Aziraphale’s eye color had faded. And Crowley hated himself for it.

“Are you okay?” he asks, ignoring the fact that his arm is getting cold enough to induce unauthorized shivers. Aziraphale’s eyes zap down towards him, eyebrows furrowing and further pleating his face.

“You were dead a minute ago, Crowley,” Aziraphale says sternly,

“I know. And you brought me back.” Crowley breathes hard, and forces himself into a sitting position. The pain from moving makes his eyes blur, and Aziraphale is making protesting noises, but he ignores it. Crowley grabs at Aziraphale’s hand, holding both of theirs against his chest as proof of the statement. “And you killed her. Atroxi. And-” Aziraphale interrupted, his voice defensive and hurried,

“She was going to kill you, Crowley. She was going to make me watch you suffer and I couldn’t anymore. I had to kill her.”

“I know. I know. Hell knows that I know. But listen,” Aziraphale stops breathing, his heart angrily hammering in anticipation of the sentence. “Aren’t you tired?” Crowley asks, his voice acutely serious and his eyes narrowed.

“What?” Aziraphale replies, almost laughing.

“Well,” he begins, his voice lightening as he heals the many fractures in his ribs secretly, the brittle bones that his demon form contains fitting together neatly and effortlessly. “You look tired. Old. Elderly. Ancient. Decrepit.”
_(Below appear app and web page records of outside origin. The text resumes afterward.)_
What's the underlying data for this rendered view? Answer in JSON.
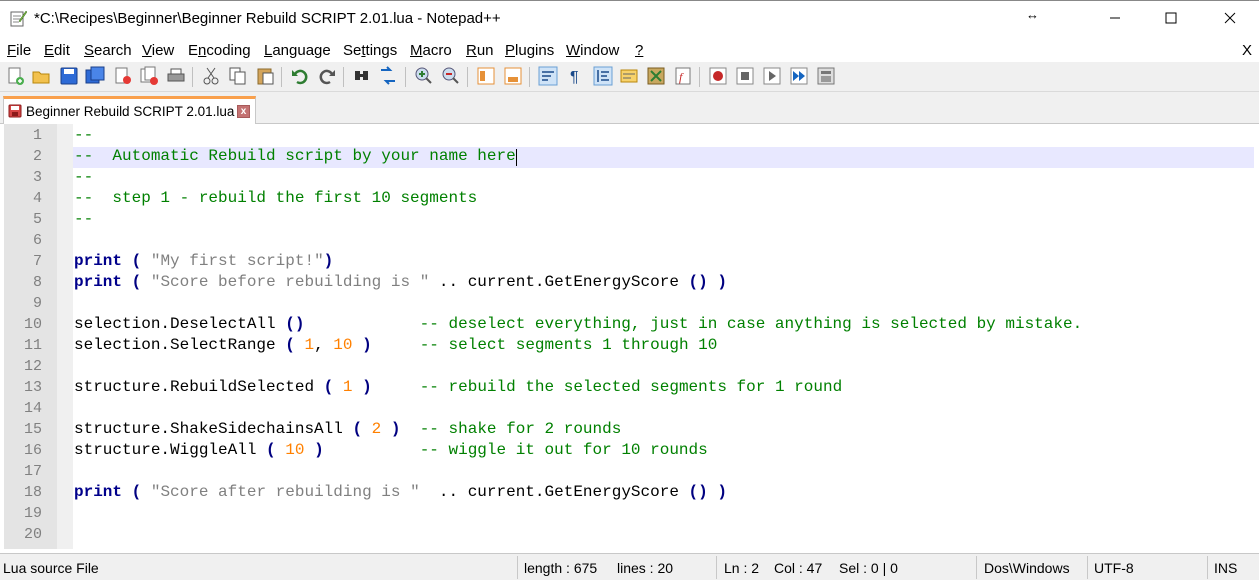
{
  "window": {
    "title": "*C:\\Recipes\\Beginner\\Beginner Rebuild SCRIPT 2.01.lua - Notepad++"
  },
  "menu": [
    {
      "label": "File",
      "u": "F",
      "rest": "ile"
    },
    {
      "label": "Edit",
      "u": "E",
      "rest": "dit"
    },
    {
      "label": "Search",
      "u": "S",
      "rest": "earch"
    },
    {
      "label": "View",
      "u": "V",
      "rest": "iew"
    },
    {
      "label": "Encoding",
      "pre": "E",
      "u": "n",
      "rest": "coding"
    },
    {
      "label": "Language",
      "u": "L",
      "rest": "anguage"
    },
    {
      "label": "Settings",
      "pre": "Se",
      "u": "t",
      "rest": "tings"
    },
    {
      "label": "Macro",
      "u": "M",
      "rest": "acro"
    },
    {
      "label": "Run",
      "u": "R",
      "rest": "un"
    },
    {
      "label": "Plugins",
      "u": "P",
      "rest": "lugins"
    },
    {
      "label": "Window",
      "u": "W",
      "rest": "indow"
    },
    {
      "label": "?",
      "u": "?",
      "rest": ""
    }
  ],
  "menu_close": "X",
  "tab": {
    "label": "Beginner Rebuild SCRIPT 2.01.lua",
    "close": "x"
  },
  "editor": {
    "line_numbers": [
      "1",
      "2",
      "3",
      "4",
      "5",
      "6",
      "7",
      "8",
      "9",
      "10",
      "11",
      "12",
      "13",
      "14",
      "15",
      "16",
      "17",
      "18",
      "19",
      "20"
    ],
    "current_line": 2,
    "lines": [
      "--",
      "--  Automatic Rebuild script by your name here",
      "--",
      "--  step 1 - rebuild the first 10 segments",
      "--",
      "",
      "print ( \"My first script!\")",
      "print ( \"Score before rebuilding is \" .. current.GetEnergyScore () )",
      "",
      "selection.DeselectAll ()            -- deselect everything, just in case anything is selected by mistake.",
      "selection.SelectRange ( 1, 10 )     -- select segments 1 through 10",
      "",
      "structure.RebuildSelected ( 1 )     -- rebuild the selected segments for 1 round",
      "",
      "structure.ShakeSidechainsAll ( 2 )  -- shake for 2 rounds",
      "structure.WiggleAll ( 10 )          -- wiggle it out for 10 rounds",
      "",
      "print ( \"Score after rebuilding is \"  .. current.GetEnergyScore () )",
      "",
      ""
    ]
  },
  "status": {
    "file_type": "Lua source File",
    "length": "length : 675",
    "lines": "lines : 20",
    "ln": "Ln : 2",
    "col": "Col : 47",
    "sel": "Sel : 0 | 0",
    "eol": "Dos\\Windows",
    "encoding": "UTF-8",
    "mode": "INS"
  },
  "colors": {
    "comment": "#008000",
    "keyword": "#00008b",
    "string": "#808080",
    "number": "#ff8000",
    "current_line": "#e8e8ff",
    "tab_accent": "#f9a04c"
  }
}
Aziraphale laughs, ringing out with actual integrity. “We’re the same age, you git,” he says, touching careful fingers to his shoulder, sending spindles of light into the solid surface that coats his skin. The demon grabs the offending hand so that all twenty of their fingers are twisted between them.

“I’ll be fine you know. I heal fast,” Crowley says, rolling his shoulder and ignoring the scraping twinge that catches Aziraphale’s attention. “Who needs a right arm anyway?”
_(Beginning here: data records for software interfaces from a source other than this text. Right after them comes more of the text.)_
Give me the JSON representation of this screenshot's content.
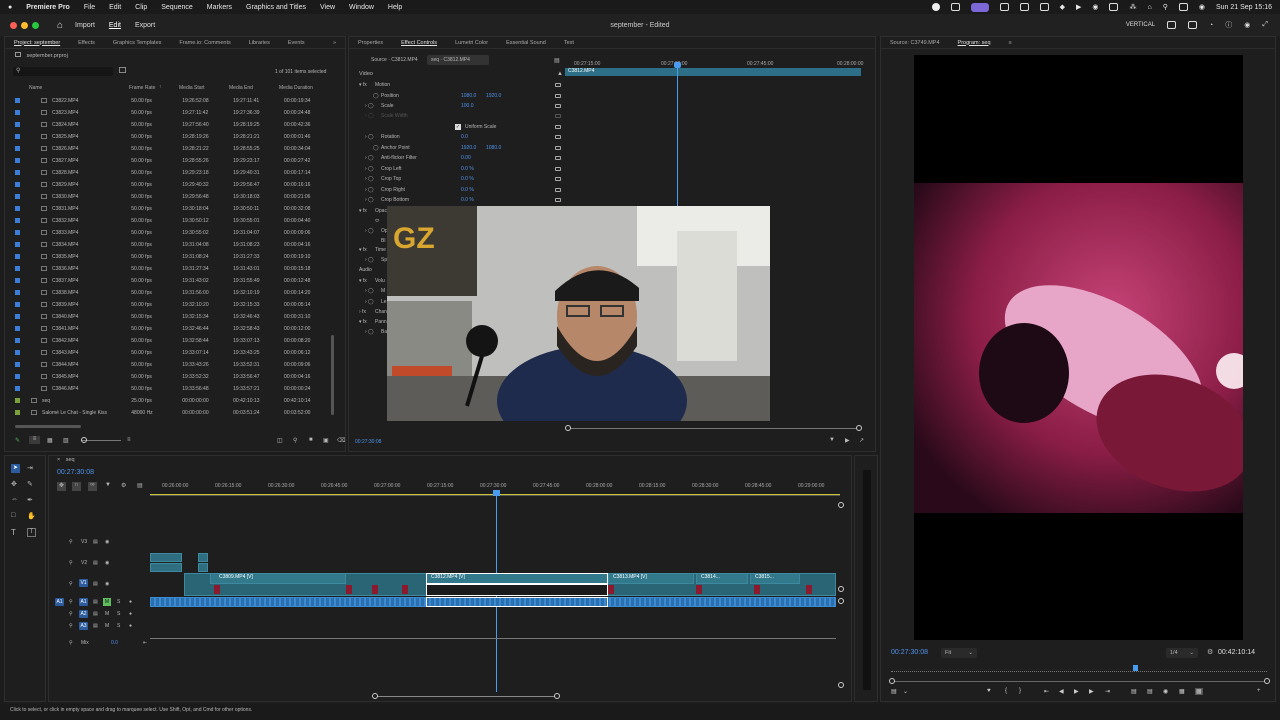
{
  "menubar": {
    "app": "Premiere Pro",
    "items": [
      "File",
      "Edit",
      "Clip",
      "Sequence",
      "Markers",
      "Graphics and Titles",
      "View",
      "Window",
      "Help"
    ],
    "clock": "Sun 21 Sep  15:16"
  },
  "titlebar": {
    "workspaces": [
      "Import",
      "Edit",
      "Export"
    ],
    "active_workspace": "Edit",
    "title": "september - Edited",
    "layout_label": "VERTICAL"
  },
  "project": {
    "tabs": [
      "Project: september",
      "Effects",
      "Graphics Templates",
      "Frame.io: Comments",
      "Libraries",
      "Events"
    ],
    "file": "september.prproj",
    "items_count": "1 of 101 items selected",
    "columns": [
      "Name",
      "Frame Rate",
      "Media Start",
      "Media End",
      "Media Duration"
    ],
    "rows": [
      [
        "C3822.MP4",
        "50.00 fps",
        "19:26:52:08",
        "19:27:11:41",
        "00:00:19:34"
      ],
      [
        "C3823.MP4",
        "50.00 fps",
        "19:27:11:42",
        "19:27:36:39",
        "00:00:24:48"
      ],
      [
        "C3824.MP4",
        "50.00 fps",
        "19:27:56:40",
        "19:28:19:25",
        "00:00:42:36"
      ],
      [
        "C3825.MP4",
        "50.00 fps",
        "19:28:19:26",
        "19:28:21:21",
        "00:00:01:46"
      ],
      [
        "C3826.MP4",
        "50.00 fps",
        "19:28:21:22",
        "19:28:55:25",
        "00:00:34:04"
      ],
      [
        "C3827.MP4",
        "50.00 fps",
        "19:28:55:26",
        "19:29:23:17",
        "00:00:27:42"
      ],
      [
        "C3828.MP4",
        "50.00 fps",
        "19:29:23:18",
        "19:29:40:31",
        "00:00:17:14"
      ],
      [
        "C3829.MP4",
        "50.00 fps",
        "19:29:40:32",
        "19:29:56:47",
        "00:00:16:16"
      ],
      [
        "C3830.MP4",
        "50.00 fps",
        "19:29:56:48",
        "19:30:18:03",
        "00:00:21:06"
      ],
      [
        "C3831.MP4",
        "50.00 fps",
        "19:30:18:04",
        "19:30:50:11",
        "00:00:32:08"
      ],
      [
        "C3832.MP4",
        "50.00 fps",
        "19:30:50:12",
        "19:30:55:01",
        "00:00:04:40"
      ],
      [
        "C3833.MP4",
        "50.00 fps",
        "19:30:55:02",
        "19:31:04:07",
        "00:00:09:06"
      ],
      [
        "C3834.MP4",
        "50.00 fps",
        "19:31:04:08",
        "19:31:08:23",
        "00:00:04:16"
      ],
      [
        "C3835.MP4",
        "50.00 fps",
        "19:31:08:24",
        "19:31:27:33",
        "00:00:19:10"
      ],
      [
        "C3836.MP4",
        "50.00 fps",
        "19:31:27:34",
        "19:31:43:01",
        "00:00:15:18"
      ],
      [
        "C3837.MP4",
        "50.00 fps",
        "19:31:43:02",
        "19:31:55:49",
        "00:00:12:48"
      ],
      [
        "C3838.MP4",
        "50.00 fps",
        "19:31:56:00",
        "19:32:10:19",
        "00:00:14:20"
      ],
      [
        "C3839.MP4",
        "50.00 fps",
        "19:32:10:20",
        "19:32:15:33",
        "00:00:05:14"
      ],
      [
        "C3840.MP4",
        "50.00 fps",
        "19:32:15:34",
        "19:32:46:43",
        "00:00:31:10"
      ],
      [
        "C3841.MP4",
        "50.00 fps",
        "19:32:46:44",
        "19:32:58:43",
        "00:00:12:00"
      ],
      [
        "C3842.MP4",
        "50.00 fps",
        "19:32:58:44",
        "19:33:07:13",
        "00:00:08:20"
      ],
      [
        "C3843.MP4",
        "50.00 fps",
        "19:33:07:14",
        "19:33:43:25",
        "00:00:06:12"
      ],
      [
        "C3844.MP4",
        "50.00 fps",
        "19:33:43:26",
        "19:33:52:31",
        "00:00:09:06"
      ],
      [
        "C3845.MP4",
        "50.00 fps",
        "19:33:52:32",
        "19:33:56:47",
        "00:00:04:16"
      ],
      [
        "C3846.MP4",
        "50.00 fps",
        "19:33:56:48",
        "19:33:57:21",
        "00:00:00:24"
      ],
      [
        "seq",
        "25.00 fps",
        "00:00:00:00",
        "00:42:10:13",
        "00:42:10:14"
      ],
      [
        "Salomé Le Chat - Single Kiss",
        "48000 Hz",
        "00:00:00:00",
        "00:03:51:24",
        "00:03:52:00"
      ]
    ]
  },
  "effect_controls": {
    "tabs": [
      "Properties",
      "Effect Controls",
      "Lumetri Color",
      "Essential Sound",
      "Text"
    ],
    "source_tab": "Source · C3812.MP4",
    "seq_tab": "seq · C3812.MP4",
    "clip_label": "C3812.MP4",
    "ruler": [
      "00:27:15:00",
      "00:27:30:00",
      "00:27:45:00",
      "00:28:00:00"
    ],
    "section_video": "Video",
    "section_audio": "Audio",
    "motion": "Motion",
    "position_label": "Position",
    "position_x": "1080.0",
    "position_y": "1920.0",
    "scale_label": "Scale",
    "scale_value": "100.0",
    "scale_width_label": "Scale Width",
    "uniform_scale": "Uniform Scale",
    "rotation_label": "Rotation",
    "rotation_value": "0.0",
    "anchor_label": "Anchor Point",
    "anchor_x": "1920.0",
    "anchor_y": "1080.0",
    "antiflicker_label": "Anti-flicker Filter",
    "antiflicker_value": "0.00",
    "crop_left_label": "Crop Left",
    "crop_left_value": "0.0 %",
    "crop_top_label": "Crop Top",
    "crop_top_value": "0.0 %",
    "crop_right_label": "Crop Right",
    "crop_right_value": "0.0 %",
    "crop_bottom_label": "Crop Bottom",
    "crop_bottom_value": "0.0 %",
    "opacity_label": "Opac",
    "op_label": "Op",
    "bl_label": "Bl",
    "time_label": "Time",
    "sp_label": "Sp",
    "volume_label": "Volu",
    "m_label": "M",
    "le_label": "Le",
    "chan_label": "Chan",
    "pann_label": "Pann",
    "ba_label": "Ba",
    "timecode": "00:27:30:08"
  },
  "program": {
    "source_tab": "Source: C3749.MP4",
    "program_tab": "Program: seq",
    "timecode": "00:27:30:08",
    "fit": "Fit",
    "resolution": "1/4",
    "duration": "00:42:10:14"
  },
  "timeline": {
    "seq_tab": "seq",
    "timecode": "00:27:30:08",
    "ruler": [
      "00:26:00:00",
      "00:26:15:00",
      "00:26:30:00",
      "00:26:45:00",
      "00:27:00:00",
      "00:27:15:00",
      "00:27:30:00",
      "00:27:45:00",
      "00:28:00:00",
      "00:28:15:00",
      "00:28:30:00",
      "00:28:45:00",
      "00:29:00:00"
    ],
    "tracks": [
      "V3",
      "V2",
      "V1",
      "A1",
      "A2",
      "A3"
    ],
    "mix_label": "Mix",
    "mix_value": "0.0",
    "clips": [
      "C3809.MP4 [V]",
      "C3812.MP4 [V]",
      "C3813.MP4 [V]",
      "C3814...",
      "C3815..."
    ]
  },
  "statusbar": "Click to select, or click in empty space and drag to marquee select. Use Shift, Opt, and Cmd for other options."
}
“I’ll just need to commit a few extra sins to boost the process,” he purrs, his eyes dilating. Aziraphale gulps, his eyes twitching like a flighty animal’s as he attempts to take in the situation. Crowley unhooks their hands, placing his own on Aziraphale’s torso. He leans in close enough to see the permanent book dust that rests in the fine hairs of Aziraphale’s cheeks. Their foreheads are gently pressed together, and Crowley hums. Aziraphale lets his eyes close.

In one swift motion, Crowley tackles him backwards and rolls over him, his fingers frisking up Aziraphale’s sides like feather dusters, forcing choked laughs from him as he struggles to get air.

“You - horrible - tease,” he shouts with gulps of air, his hands unsuccessfully flailing to fight of Crowley’s. Crowley grins, and feels the stiffness of his arm receding. In the case of Deities, laughter was actually a medicine. And also Aziraphale’s ears went brick red when he laughed, so that was a bonus.

Crowley halted his tickling fingers, but kept his knees locked at Aziraphale’s hips and wrapped his hands around Aziraphale’s face, kissing the still grinning lips. “You okay?” Crowley asks again, flicking a misplaced blonde lock to the correct side of the part.

Aziraphale scans him, and Crowley can see that the glimmering ocean pearls have returned full force, flickering as if under a strobe light. “You shouldn’t worry about me so much, dear boy, it just makes me look bad,” Aziraphale says, and Crowley simpers, narrowing his eyes.

“I thought that was my line,” he replies, quickly deciding that snogging was a much better way to get rid of confusion than talking.